  • Can you bring a computer? Not all places will have an area for you to spread out and really get into the mood for doing research. You will likely have a very cramped space to work in and many places won’t let you bring a laptop computer.
  • Do they close for lunch? 
  • Can you bring your own food? 
  • Is there parking? 
  • Is there a dress code? Be sure to dress appropriately when you arrive. You want to be taken seriously, so you don’t want to be dressed too casually. Keep in mind that you will be rummaging through dusty records, so you also don’t want to wear anything that will be hard to clean.

Can I Bring Anything Out Of The Courthouse?

While courthouses are a great place to learn more about your ancestors, you likely won’t be able to bring out any of the materials. You will have to do all of your research while you are there, so be sure you arrive as early as possible to maximize your time.

Familiarize yourself with their photocopier policy. You will want to make scans or photocopies of all of your records if you can.

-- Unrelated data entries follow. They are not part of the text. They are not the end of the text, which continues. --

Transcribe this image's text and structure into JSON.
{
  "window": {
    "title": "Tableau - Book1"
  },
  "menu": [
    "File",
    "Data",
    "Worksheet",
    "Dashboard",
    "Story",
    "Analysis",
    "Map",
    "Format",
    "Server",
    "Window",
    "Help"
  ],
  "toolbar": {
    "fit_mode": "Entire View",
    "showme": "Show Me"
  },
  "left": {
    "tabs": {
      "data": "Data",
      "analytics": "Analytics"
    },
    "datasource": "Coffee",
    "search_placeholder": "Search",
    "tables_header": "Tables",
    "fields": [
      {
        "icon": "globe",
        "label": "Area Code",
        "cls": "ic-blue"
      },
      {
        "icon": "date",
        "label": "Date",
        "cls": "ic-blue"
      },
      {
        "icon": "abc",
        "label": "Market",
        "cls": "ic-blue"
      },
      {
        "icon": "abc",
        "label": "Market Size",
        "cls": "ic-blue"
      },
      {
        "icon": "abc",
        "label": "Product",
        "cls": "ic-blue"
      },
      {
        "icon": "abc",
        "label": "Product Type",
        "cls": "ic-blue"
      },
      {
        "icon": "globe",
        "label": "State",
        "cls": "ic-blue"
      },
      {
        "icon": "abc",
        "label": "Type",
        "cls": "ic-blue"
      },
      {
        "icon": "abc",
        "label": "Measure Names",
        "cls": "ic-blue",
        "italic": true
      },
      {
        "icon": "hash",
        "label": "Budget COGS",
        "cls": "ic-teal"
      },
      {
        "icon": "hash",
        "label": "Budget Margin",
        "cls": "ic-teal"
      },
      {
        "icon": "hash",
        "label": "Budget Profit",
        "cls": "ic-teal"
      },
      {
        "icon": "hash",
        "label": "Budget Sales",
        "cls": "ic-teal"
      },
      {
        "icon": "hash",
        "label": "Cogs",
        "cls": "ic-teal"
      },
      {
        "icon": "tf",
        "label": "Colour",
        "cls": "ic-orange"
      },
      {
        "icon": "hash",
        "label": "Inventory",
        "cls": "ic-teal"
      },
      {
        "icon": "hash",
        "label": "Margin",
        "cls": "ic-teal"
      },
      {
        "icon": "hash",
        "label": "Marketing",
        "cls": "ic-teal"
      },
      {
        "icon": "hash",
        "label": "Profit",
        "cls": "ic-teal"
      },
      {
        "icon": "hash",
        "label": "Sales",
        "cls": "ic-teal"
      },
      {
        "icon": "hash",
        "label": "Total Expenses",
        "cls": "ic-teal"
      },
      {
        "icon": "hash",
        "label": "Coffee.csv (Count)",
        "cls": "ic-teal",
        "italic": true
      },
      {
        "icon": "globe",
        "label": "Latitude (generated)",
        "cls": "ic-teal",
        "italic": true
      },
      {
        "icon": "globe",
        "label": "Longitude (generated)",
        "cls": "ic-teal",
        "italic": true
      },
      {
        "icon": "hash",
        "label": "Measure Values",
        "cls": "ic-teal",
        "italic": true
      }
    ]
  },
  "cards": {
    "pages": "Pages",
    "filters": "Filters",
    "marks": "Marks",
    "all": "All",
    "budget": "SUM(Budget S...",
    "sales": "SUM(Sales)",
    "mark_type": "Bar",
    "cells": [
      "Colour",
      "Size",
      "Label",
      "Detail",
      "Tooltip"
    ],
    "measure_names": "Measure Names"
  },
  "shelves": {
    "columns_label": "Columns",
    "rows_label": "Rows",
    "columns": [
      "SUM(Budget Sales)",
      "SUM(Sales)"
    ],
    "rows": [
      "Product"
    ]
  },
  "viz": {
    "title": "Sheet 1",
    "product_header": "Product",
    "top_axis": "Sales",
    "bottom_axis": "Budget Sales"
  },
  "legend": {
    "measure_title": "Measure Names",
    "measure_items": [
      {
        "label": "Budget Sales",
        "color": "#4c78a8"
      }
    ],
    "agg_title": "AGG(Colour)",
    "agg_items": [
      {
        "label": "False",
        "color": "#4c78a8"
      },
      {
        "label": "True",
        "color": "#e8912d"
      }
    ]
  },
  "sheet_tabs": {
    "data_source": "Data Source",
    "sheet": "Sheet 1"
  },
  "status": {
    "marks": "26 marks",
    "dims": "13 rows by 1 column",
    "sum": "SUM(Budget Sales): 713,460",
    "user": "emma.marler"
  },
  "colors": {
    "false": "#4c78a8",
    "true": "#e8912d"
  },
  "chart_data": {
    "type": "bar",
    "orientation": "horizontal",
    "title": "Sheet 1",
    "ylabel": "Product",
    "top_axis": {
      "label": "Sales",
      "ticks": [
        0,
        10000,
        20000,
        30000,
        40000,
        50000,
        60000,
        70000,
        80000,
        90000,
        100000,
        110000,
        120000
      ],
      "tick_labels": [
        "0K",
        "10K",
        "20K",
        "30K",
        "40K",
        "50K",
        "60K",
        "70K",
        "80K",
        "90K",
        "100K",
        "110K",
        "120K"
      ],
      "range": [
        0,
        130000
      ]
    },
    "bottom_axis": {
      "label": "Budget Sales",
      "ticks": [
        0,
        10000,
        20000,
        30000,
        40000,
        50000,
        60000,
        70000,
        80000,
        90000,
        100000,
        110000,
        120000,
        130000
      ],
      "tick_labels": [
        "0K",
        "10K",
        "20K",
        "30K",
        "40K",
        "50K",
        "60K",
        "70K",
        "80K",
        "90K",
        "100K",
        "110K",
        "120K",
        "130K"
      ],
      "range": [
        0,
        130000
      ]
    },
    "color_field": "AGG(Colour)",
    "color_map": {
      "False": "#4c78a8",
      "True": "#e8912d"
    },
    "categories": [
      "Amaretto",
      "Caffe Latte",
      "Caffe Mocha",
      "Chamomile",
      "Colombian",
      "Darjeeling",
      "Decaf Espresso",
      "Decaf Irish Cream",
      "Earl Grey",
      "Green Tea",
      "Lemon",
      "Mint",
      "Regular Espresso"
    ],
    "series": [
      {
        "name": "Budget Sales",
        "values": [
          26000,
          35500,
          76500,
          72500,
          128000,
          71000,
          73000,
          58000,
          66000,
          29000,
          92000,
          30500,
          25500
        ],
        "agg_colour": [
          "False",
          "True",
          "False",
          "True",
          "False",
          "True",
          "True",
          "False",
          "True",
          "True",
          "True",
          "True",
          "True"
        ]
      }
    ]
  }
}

What Are The Best Practices For Courthouse Research?

If you have prepared properly, you should have a productive day searching through court records. Just remember two things when you are getting ready for your trip:

1. Don’t Show Up Without Your Homework

Courthouses can be busy places, so family historians are not always a welcome distraction. Be sure you have done any research you can at home and call ahead first. You might go all the way to the courthouse only to find that the records you need are inaccessible, or their visitor hours are on another day, or you need an appointment.

2. Don’t Be A Nuisance

The people working at the courthouse are not librarians, so they may not be as well versed in the collections as you are hoping they will be. Remember that a courthouse is a working place, and many people have their own jobs to tend to – it’s not usually their job to direct you to the materials you need. 

If you have specific questions that can be easily answered, go ahead and find a clerk to help you. They may also point you toward the right person to speak to about your query. Either way, be very respectful of their time and try to be as direct and to the point as possible. Be quiet while working and polite to the other researchers and courthouse employees.